Task directions
For the word "Ihre", search the records and show each line in which it occurs.

Provided records: Begin

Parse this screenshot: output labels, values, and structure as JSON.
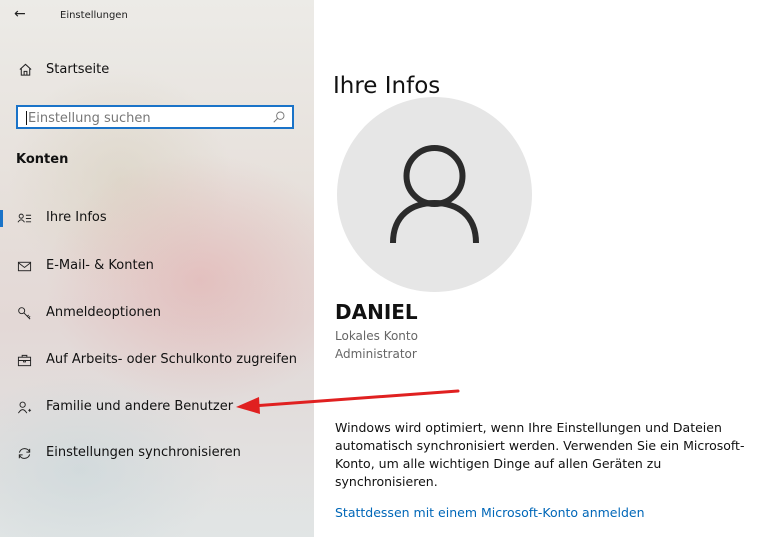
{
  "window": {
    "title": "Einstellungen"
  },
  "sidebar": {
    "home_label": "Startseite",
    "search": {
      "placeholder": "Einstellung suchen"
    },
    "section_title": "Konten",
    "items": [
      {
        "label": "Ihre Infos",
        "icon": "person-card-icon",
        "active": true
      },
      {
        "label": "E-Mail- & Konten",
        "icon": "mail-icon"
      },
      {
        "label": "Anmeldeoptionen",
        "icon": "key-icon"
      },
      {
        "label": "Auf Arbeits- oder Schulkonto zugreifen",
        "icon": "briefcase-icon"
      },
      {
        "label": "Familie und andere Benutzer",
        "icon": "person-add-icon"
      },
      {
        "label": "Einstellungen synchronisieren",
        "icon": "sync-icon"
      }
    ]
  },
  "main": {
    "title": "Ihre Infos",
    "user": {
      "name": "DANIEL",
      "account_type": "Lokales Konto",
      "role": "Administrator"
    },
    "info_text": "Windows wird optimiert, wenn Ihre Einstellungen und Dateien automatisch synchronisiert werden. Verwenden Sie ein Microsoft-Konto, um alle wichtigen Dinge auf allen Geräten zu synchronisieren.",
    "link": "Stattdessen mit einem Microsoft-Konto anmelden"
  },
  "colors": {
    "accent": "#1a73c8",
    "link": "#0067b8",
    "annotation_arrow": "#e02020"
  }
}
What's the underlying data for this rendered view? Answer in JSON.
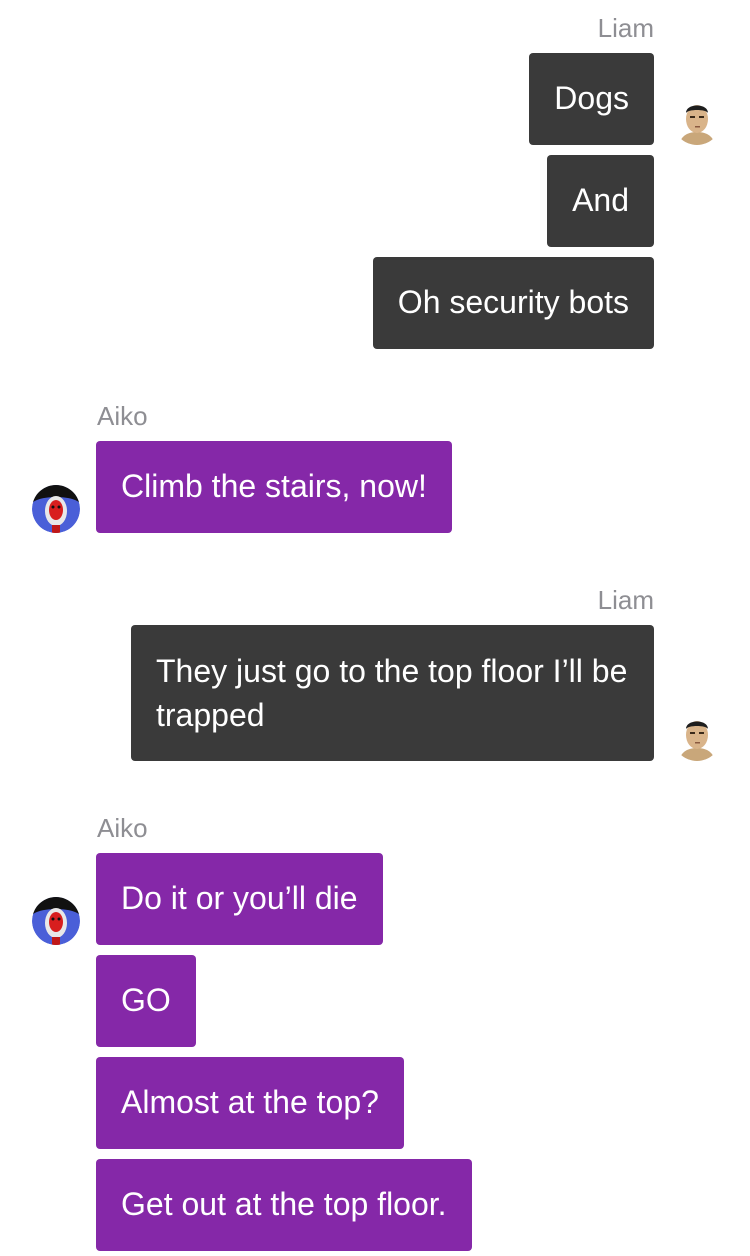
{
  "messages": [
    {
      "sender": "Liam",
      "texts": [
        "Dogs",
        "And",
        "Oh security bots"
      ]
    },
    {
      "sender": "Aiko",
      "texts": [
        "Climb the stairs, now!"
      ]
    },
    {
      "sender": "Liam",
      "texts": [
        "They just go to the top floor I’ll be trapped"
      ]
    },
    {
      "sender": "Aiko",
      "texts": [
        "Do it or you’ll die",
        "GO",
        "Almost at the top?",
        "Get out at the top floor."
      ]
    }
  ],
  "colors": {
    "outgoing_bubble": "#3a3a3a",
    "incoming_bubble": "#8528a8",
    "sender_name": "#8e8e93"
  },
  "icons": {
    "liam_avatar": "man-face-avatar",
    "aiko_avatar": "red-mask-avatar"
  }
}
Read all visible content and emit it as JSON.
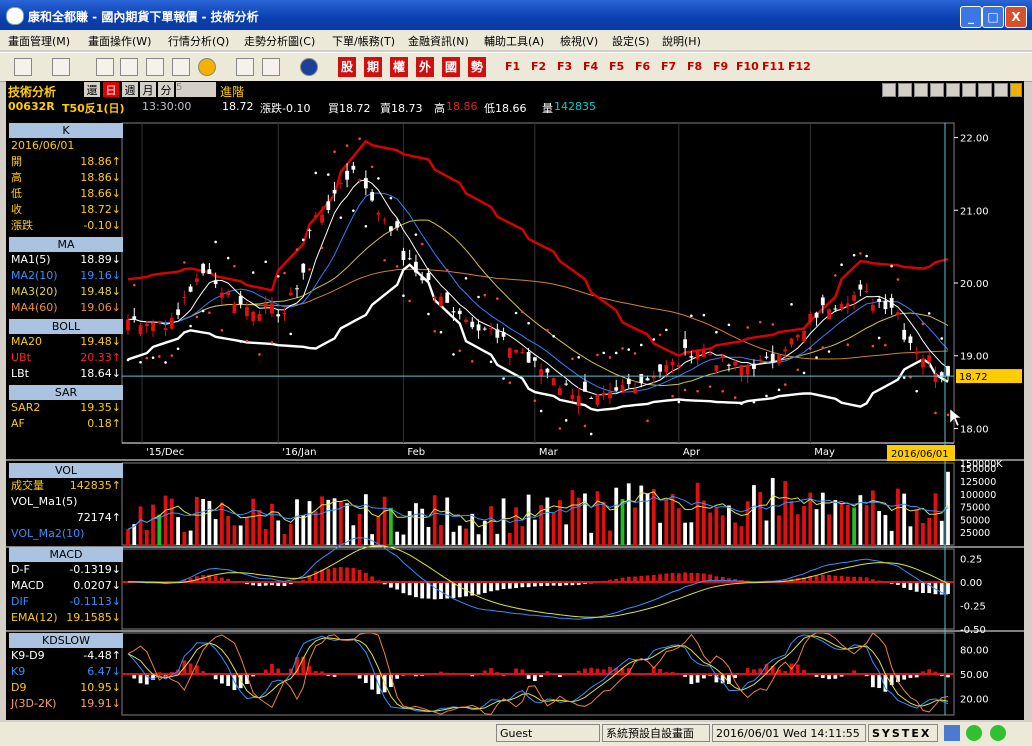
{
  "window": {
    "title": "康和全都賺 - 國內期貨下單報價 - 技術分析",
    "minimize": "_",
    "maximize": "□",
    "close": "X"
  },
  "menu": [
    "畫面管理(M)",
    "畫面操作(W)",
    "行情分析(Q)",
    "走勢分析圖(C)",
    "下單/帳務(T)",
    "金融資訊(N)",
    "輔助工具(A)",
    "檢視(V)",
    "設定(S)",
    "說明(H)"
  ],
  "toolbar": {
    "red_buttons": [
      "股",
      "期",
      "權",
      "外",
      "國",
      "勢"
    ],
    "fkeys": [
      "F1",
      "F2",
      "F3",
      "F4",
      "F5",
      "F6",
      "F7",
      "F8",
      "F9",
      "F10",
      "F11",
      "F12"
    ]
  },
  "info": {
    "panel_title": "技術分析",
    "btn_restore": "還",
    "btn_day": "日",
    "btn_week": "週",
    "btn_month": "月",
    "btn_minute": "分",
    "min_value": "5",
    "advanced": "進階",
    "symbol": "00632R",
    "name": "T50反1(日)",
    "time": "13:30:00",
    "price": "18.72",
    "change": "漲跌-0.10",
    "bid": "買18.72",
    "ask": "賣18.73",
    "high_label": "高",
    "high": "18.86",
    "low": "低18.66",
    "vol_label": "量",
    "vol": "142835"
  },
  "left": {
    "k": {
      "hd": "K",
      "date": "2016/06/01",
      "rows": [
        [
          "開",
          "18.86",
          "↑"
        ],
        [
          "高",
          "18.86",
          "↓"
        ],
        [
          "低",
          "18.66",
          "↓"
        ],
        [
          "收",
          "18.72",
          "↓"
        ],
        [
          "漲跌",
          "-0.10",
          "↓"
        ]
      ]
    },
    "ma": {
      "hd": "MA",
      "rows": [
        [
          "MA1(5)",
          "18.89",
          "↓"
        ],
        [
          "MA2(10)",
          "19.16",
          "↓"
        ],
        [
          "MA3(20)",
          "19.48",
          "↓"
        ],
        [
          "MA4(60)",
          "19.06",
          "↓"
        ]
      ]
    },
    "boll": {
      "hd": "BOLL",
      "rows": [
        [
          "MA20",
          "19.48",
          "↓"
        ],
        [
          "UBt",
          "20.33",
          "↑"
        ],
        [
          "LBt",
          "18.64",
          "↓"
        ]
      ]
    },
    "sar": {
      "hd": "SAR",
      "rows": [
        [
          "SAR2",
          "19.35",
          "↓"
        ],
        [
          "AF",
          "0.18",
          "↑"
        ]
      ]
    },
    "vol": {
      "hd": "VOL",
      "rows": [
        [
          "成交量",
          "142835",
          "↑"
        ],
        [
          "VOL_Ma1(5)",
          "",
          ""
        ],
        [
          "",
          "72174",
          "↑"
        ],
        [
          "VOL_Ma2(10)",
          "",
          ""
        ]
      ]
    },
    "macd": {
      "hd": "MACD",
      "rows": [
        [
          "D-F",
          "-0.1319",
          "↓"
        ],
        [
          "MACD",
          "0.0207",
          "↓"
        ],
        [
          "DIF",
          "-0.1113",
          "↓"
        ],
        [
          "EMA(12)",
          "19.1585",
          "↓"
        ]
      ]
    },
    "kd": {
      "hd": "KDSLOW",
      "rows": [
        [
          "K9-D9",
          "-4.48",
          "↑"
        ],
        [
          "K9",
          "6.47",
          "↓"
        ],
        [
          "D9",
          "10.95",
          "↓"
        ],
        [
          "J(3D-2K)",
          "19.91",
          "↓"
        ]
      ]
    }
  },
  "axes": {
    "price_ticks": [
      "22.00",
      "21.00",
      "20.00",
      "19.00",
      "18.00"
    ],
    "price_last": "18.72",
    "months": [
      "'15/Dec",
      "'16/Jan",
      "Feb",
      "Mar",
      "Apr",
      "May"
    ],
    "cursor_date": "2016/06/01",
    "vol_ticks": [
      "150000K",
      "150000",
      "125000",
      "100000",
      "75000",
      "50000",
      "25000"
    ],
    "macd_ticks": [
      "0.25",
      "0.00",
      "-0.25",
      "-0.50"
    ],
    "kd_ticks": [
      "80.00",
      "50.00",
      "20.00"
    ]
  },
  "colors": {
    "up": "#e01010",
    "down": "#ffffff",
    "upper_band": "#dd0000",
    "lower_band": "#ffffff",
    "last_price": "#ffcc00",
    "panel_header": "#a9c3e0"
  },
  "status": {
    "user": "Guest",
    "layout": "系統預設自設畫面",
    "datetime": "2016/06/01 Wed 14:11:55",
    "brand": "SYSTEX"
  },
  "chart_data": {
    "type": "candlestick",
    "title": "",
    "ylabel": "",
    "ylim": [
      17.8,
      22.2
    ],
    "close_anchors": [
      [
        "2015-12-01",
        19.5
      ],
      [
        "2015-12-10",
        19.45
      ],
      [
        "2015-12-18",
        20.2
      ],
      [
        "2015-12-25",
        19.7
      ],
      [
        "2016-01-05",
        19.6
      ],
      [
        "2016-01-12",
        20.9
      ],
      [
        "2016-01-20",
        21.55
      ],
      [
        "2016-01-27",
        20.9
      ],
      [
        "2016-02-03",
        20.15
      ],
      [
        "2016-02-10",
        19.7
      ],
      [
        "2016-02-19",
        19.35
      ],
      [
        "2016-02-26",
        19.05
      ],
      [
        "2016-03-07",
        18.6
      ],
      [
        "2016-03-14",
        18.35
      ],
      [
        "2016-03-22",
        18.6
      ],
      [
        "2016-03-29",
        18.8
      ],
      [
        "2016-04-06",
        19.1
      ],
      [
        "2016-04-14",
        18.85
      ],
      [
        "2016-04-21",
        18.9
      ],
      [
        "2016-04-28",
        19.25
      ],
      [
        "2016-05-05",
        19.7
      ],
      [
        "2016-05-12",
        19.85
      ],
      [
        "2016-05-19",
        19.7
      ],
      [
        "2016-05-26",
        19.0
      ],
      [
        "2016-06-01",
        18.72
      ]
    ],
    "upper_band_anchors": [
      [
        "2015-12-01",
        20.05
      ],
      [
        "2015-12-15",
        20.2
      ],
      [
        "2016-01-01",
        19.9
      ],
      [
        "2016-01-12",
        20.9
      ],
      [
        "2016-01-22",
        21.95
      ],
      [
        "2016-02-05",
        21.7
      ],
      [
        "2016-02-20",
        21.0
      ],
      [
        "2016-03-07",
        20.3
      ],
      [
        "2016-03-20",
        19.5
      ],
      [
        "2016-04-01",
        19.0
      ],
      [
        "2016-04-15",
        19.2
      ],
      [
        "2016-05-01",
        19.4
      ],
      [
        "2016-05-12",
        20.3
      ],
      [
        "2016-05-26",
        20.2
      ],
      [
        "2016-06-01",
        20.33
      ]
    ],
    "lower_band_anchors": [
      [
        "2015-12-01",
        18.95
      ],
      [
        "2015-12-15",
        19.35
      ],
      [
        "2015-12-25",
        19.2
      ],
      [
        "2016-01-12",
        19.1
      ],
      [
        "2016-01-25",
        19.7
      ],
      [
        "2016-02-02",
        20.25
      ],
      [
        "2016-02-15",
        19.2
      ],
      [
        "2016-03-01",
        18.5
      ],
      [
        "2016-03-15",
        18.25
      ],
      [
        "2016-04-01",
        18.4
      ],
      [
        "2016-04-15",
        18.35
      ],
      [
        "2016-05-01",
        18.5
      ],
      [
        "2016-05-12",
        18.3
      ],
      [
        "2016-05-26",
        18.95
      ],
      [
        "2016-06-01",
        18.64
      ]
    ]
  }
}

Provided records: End

Exercise solution
        "label": "Ihre Infos",
    "title": "Ihre Infos",
    "info_text": "Windows wird optimiert, wenn Ihre Einstellungen und Dateien automatisch synchronisiert werden. Verwenden Sie ein Microsoft-Konto, um alle wichtigen Dinge auf allen Geräten zu synchronisieren.",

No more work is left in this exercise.